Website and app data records
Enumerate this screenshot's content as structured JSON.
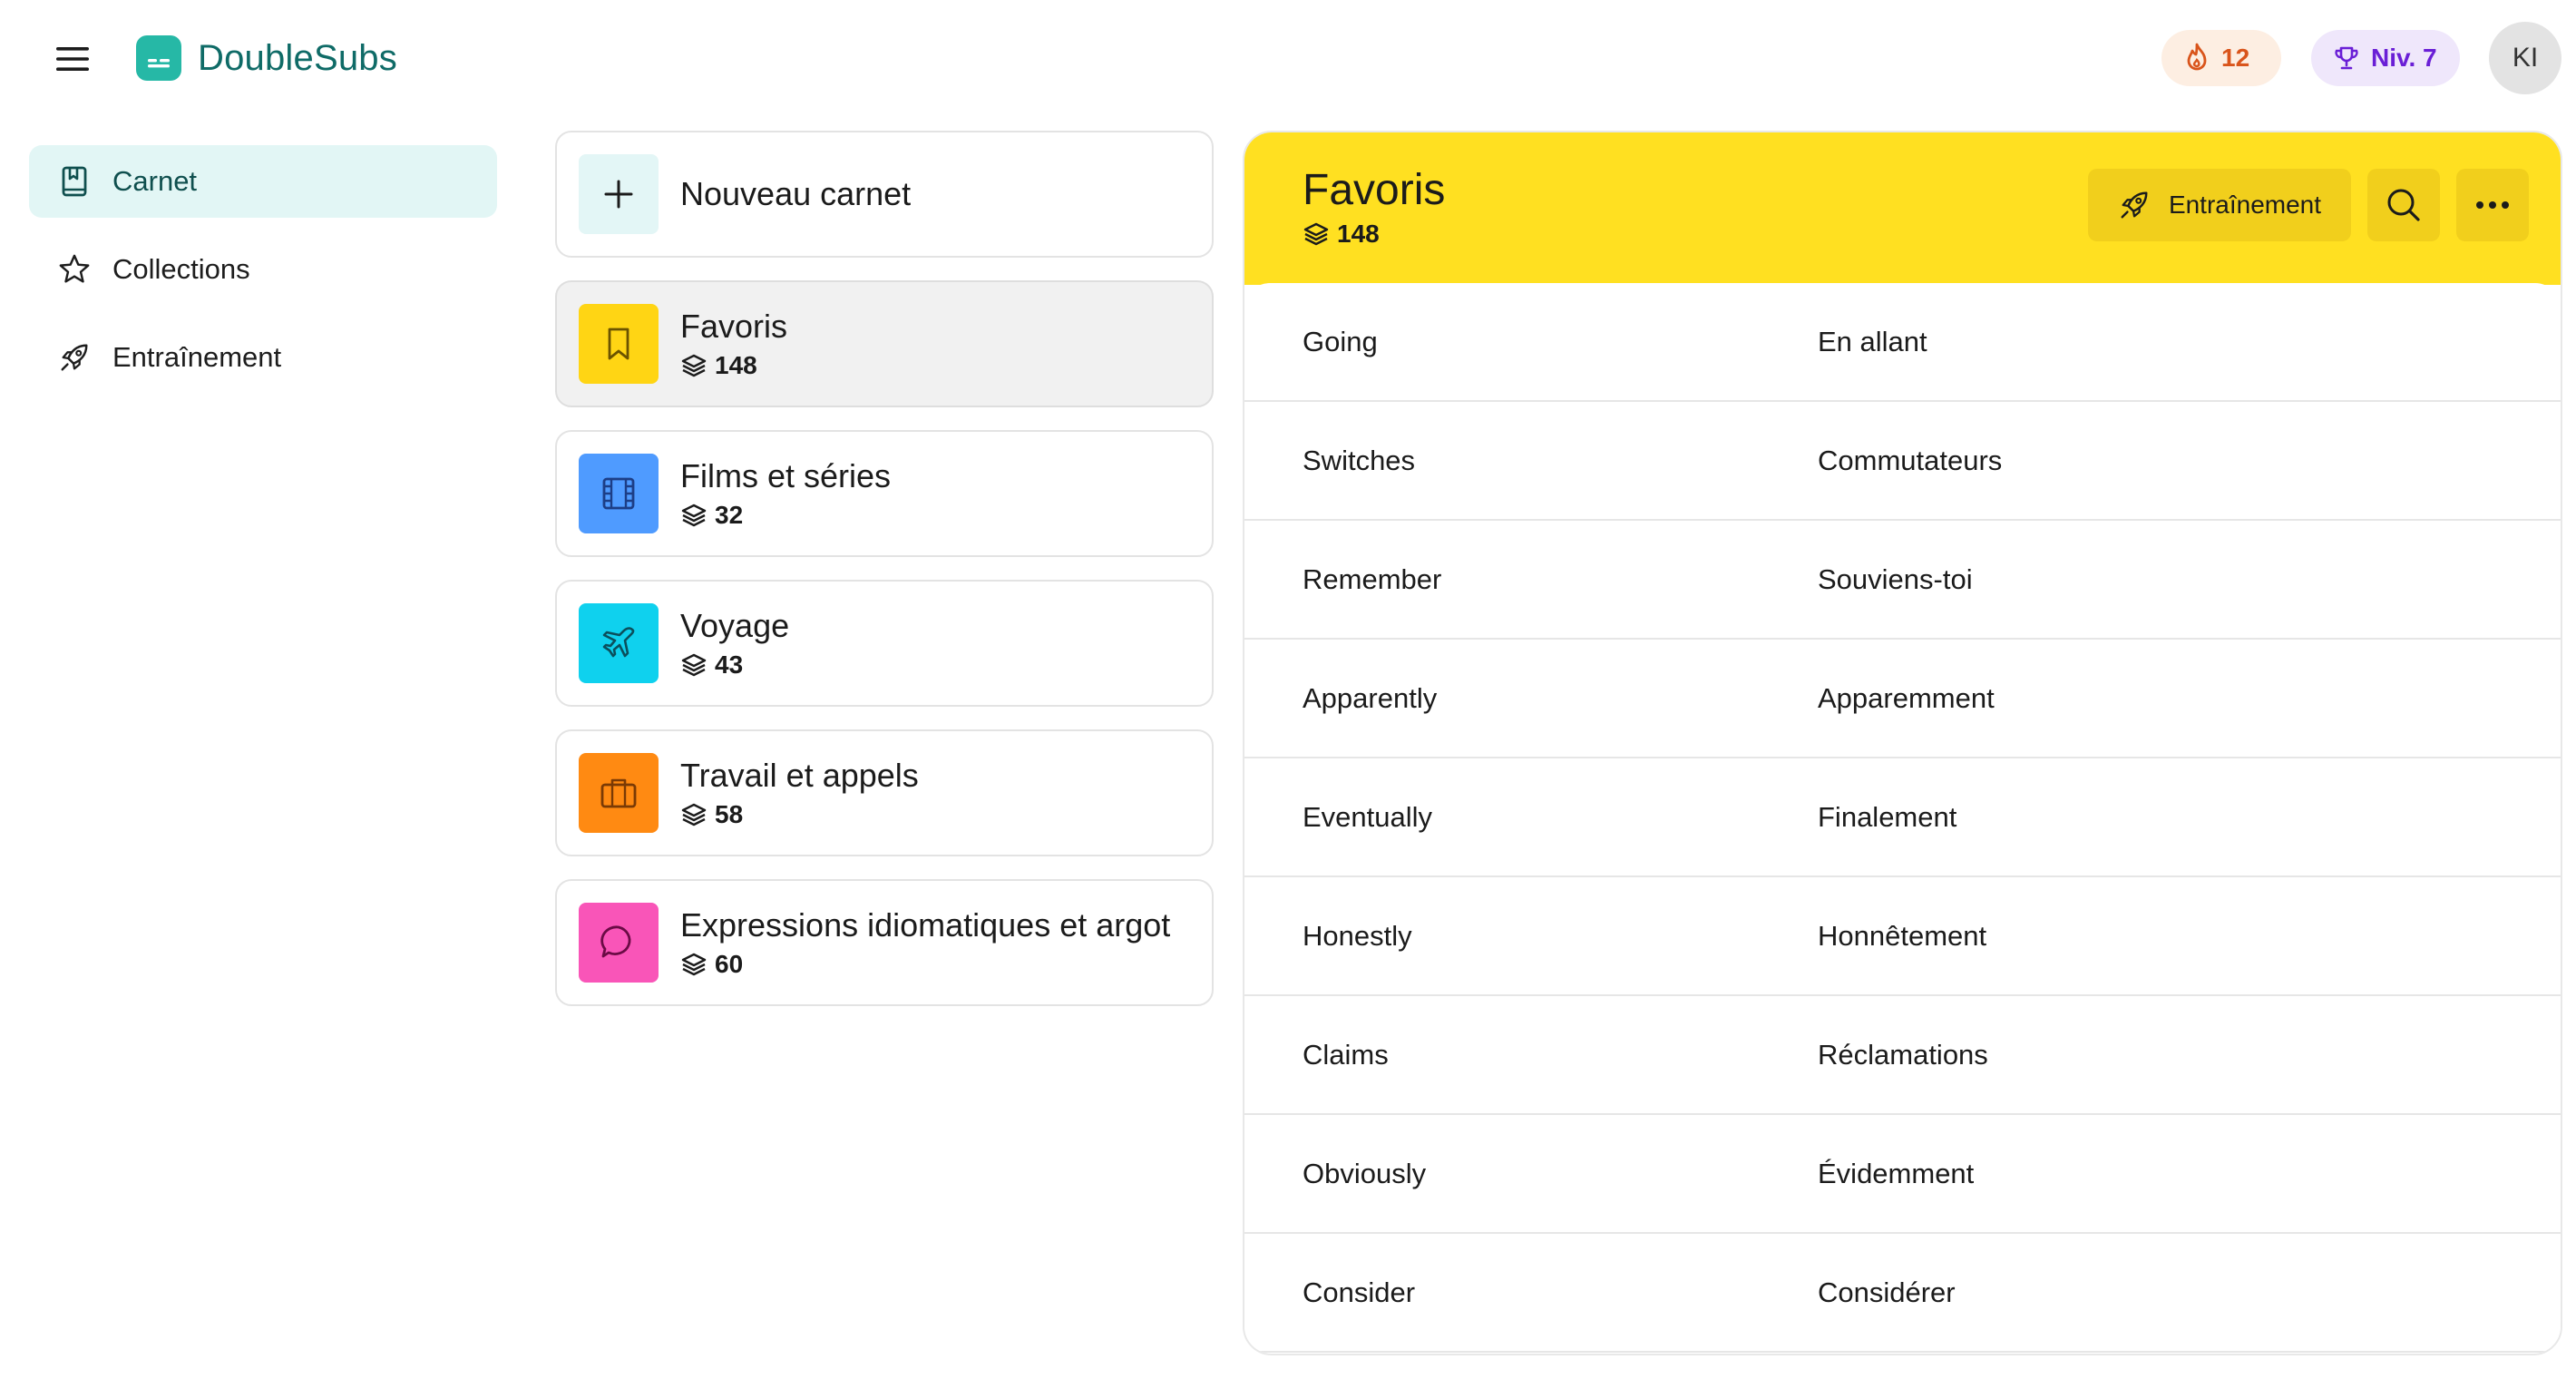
{
  "header": {
    "brand_name": "DoubleSubs",
    "streak_count": "12",
    "level_label": "Niv. 7",
    "avatar_initials": "KI",
    "colors": {
      "brand": "#26b8a6",
      "streak": "#d9541b",
      "level": "#6a1fd6"
    }
  },
  "sidebar": {
    "items": [
      {
        "label": "Carnet",
        "icon": "notebook-icon",
        "active": true
      },
      {
        "label": "Collections",
        "icon": "star-icon",
        "active": false
      },
      {
        "label": "Entraînement",
        "icon": "rocket-icon",
        "active": false
      }
    ]
  },
  "notebooks": {
    "new_label": "Nouveau carnet",
    "items": [
      {
        "title": "Favoris",
        "count": "148",
        "icon": "bookmark-icon",
        "color": "#ffd514",
        "selected": true
      },
      {
        "title": "Films et séries",
        "count": "32",
        "icon": "film-icon",
        "color": "#4f9bff",
        "selected": false
      },
      {
        "title": "Voyage",
        "count": "43",
        "icon": "plane-icon",
        "color": "#0fd1ee",
        "selected": false
      },
      {
        "title": "Travail et appels",
        "count": "58",
        "icon": "briefcase-icon",
        "color": "#ff8a12",
        "selected": false
      },
      {
        "title": "Expressions idiomatiques et argot",
        "count": "60",
        "icon": "chat-bubble-icon",
        "color": "#f955b8",
        "selected": false
      }
    ]
  },
  "detail": {
    "title": "Favoris",
    "count": "148",
    "train_label": "Entraînement",
    "header_color": "#ffe021",
    "words": [
      {
        "source": "Going",
        "translation": "En allant"
      },
      {
        "source": "Switches",
        "translation": "Commutateurs"
      },
      {
        "source": "Remember",
        "translation": "Souviens-toi"
      },
      {
        "source": "Apparently",
        "translation": "Apparemment"
      },
      {
        "source": "Eventually",
        "translation": "Finalement"
      },
      {
        "source": "Honestly",
        "translation": "Honnêtement"
      },
      {
        "source": "Claims",
        "translation": "Réclamations"
      },
      {
        "source": "Obviously",
        "translation": "Évidemment"
      },
      {
        "source": "Consider",
        "translation": "Considérer"
      }
    ]
  }
}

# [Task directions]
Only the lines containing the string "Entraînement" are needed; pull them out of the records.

# [Answer]
        "label": "Entraînement",
    "train_label": "Entraînement",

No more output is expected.